*Work to be completed*
Say how many lines below contain the word "cashwerk". The number is the entire reply.

*Materials provided*
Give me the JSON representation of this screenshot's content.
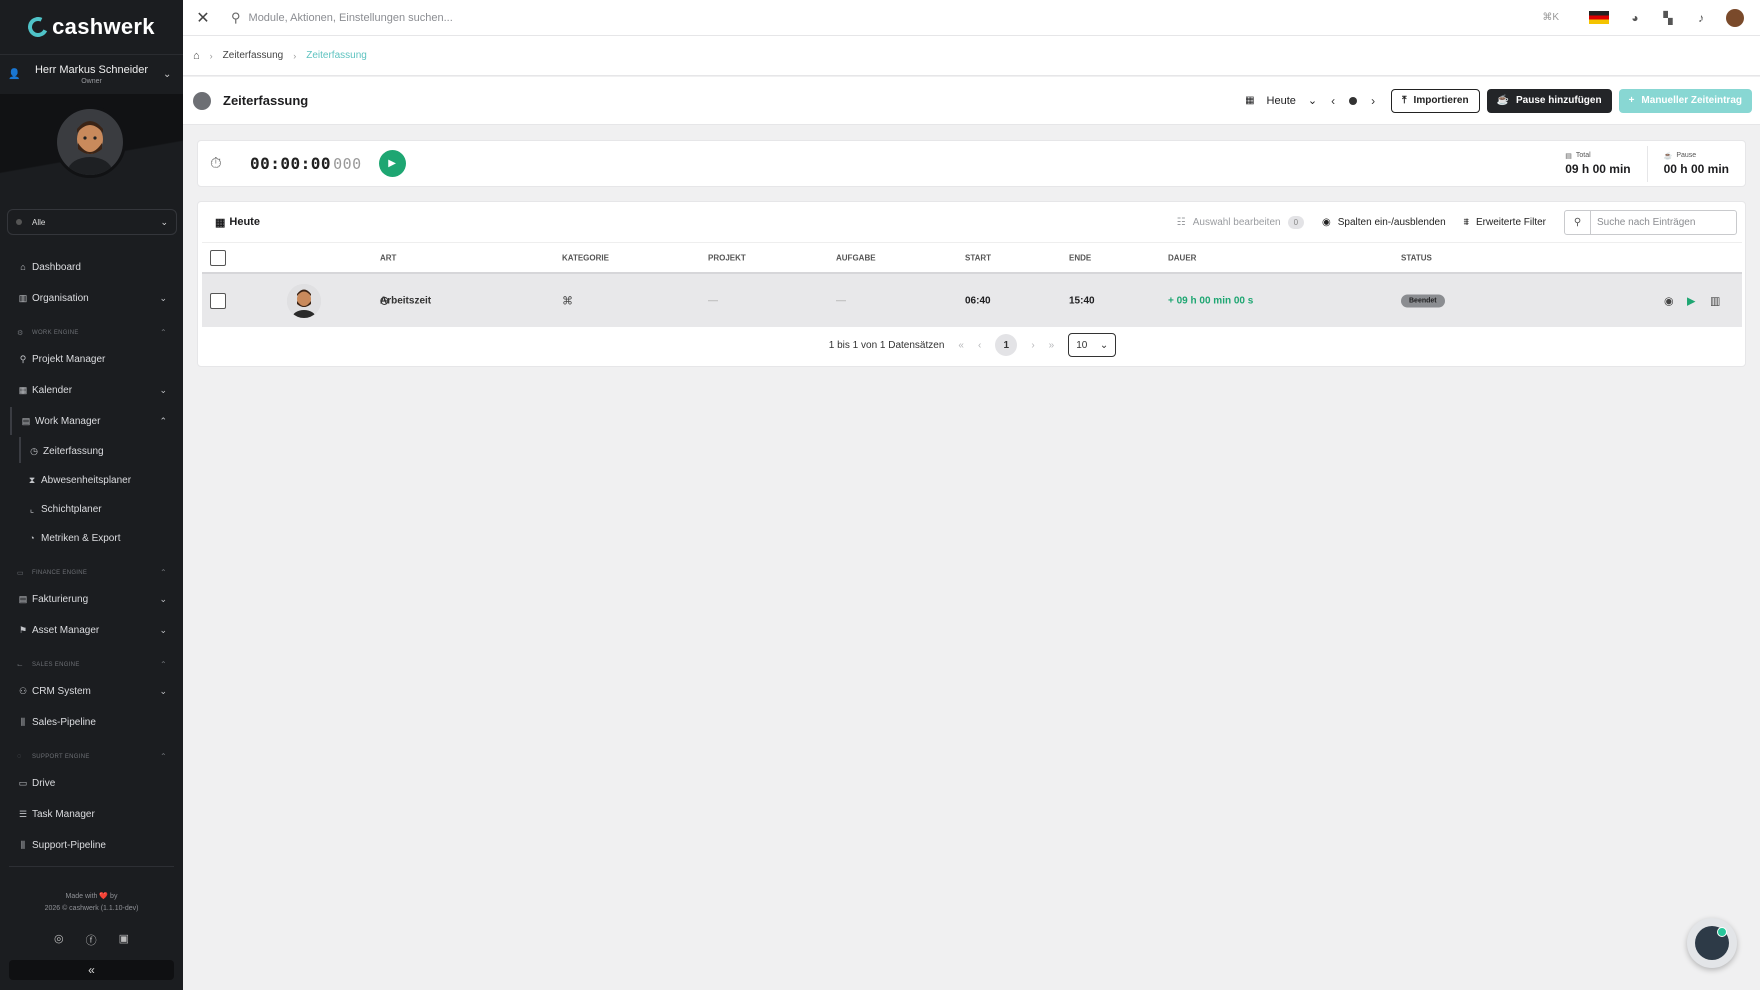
{
  "brand": {
    "logo": "cashwerk"
  },
  "user": {
    "name": "Herr Markus Schneider",
    "role": "Owner"
  },
  "workspace_filter": "Alle",
  "sidebar": {
    "dashboard": "Dashboard",
    "organisation": "Organisation",
    "section_work": "WORK ENGINE",
    "projekt_manager": "Projekt Manager",
    "kalender": "Kalender",
    "work_manager": "Work Manager",
    "zeiterfassung": "Zeiterfassung",
    "abwesenheitsplaner": "Abwesenheitsplaner",
    "schichtplaner": "Schichtplaner",
    "metriken": "Metriken & Export",
    "section_finance": "FINANCE ENGINE",
    "fakturierung": "Fakturierung",
    "asset_manager": "Asset Manager",
    "section_sales": "SALES ENGINE",
    "crm": "CRM System",
    "sales_pipeline": "Sales-Pipeline",
    "section_support": "SUPPORT ENGINE",
    "drive": "Drive",
    "task_manager": "Task Manager",
    "support_pipeline": "Support-Pipeline"
  },
  "footer": {
    "made_with": "Made with ❤️ by",
    "copyright": "2026 © cashwerk (1.1.10-dev)"
  },
  "topbar": {
    "search_placeholder": "Module, Aktionen, Einstellungen suchen...",
    "shortcut": "⌘K"
  },
  "breadcrumb": {
    "first": "Zeiterfassung",
    "current": "Zeiterfassung"
  },
  "page": {
    "title": "Zeiterfassung",
    "date_label": "Heute",
    "import_label": "Importieren",
    "pause_label": "Pause hinzufügen",
    "manual_label": "Manueller Zeiteintrag"
  },
  "timer": {
    "time": "00:00:00",
    "ms": "000",
    "total_label": "Total",
    "total_value": "09 h 00 min",
    "pause_label": "Pause",
    "pause_value": "00 h 00 min"
  },
  "table": {
    "title": "Heute",
    "edit_selection": "Auswahl bearbeiten",
    "selection_count": "0",
    "toggle_columns": "Spalten ein-/ausblenden",
    "advanced_filter": "Erweiterte Filter",
    "search_placeholder": "Suche nach Einträgen",
    "headers": {
      "art": "ART",
      "kategorie": "KATEGORIE",
      "projekt": "PROJEKT",
      "aufgabe": "AUFGABE",
      "start": "START",
      "ende": "ENDE",
      "dauer": "DAUER",
      "status": "STATUS"
    },
    "rows": [
      {
        "art": "Arbeitszeit",
        "projekt": "—",
        "aufgabe": "—",
        "start": "06:40",
        "ende": "15:40",
        "dauer": "+ 09 h 00 min 00 s",
        "status": "Beendet"
      }
    ],
    "pagination": {
      "summary": "1 bis 1 von 1 Datensätzen",
      "page": "1",
      "page_size": "10"
    }
  },
  "colors": {
    "accent_teal": "#5ec3c0",
    "success_green": "#1ea672",
    "sidebar_bg": "#1b1d20"
  }
}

*Final answer*
2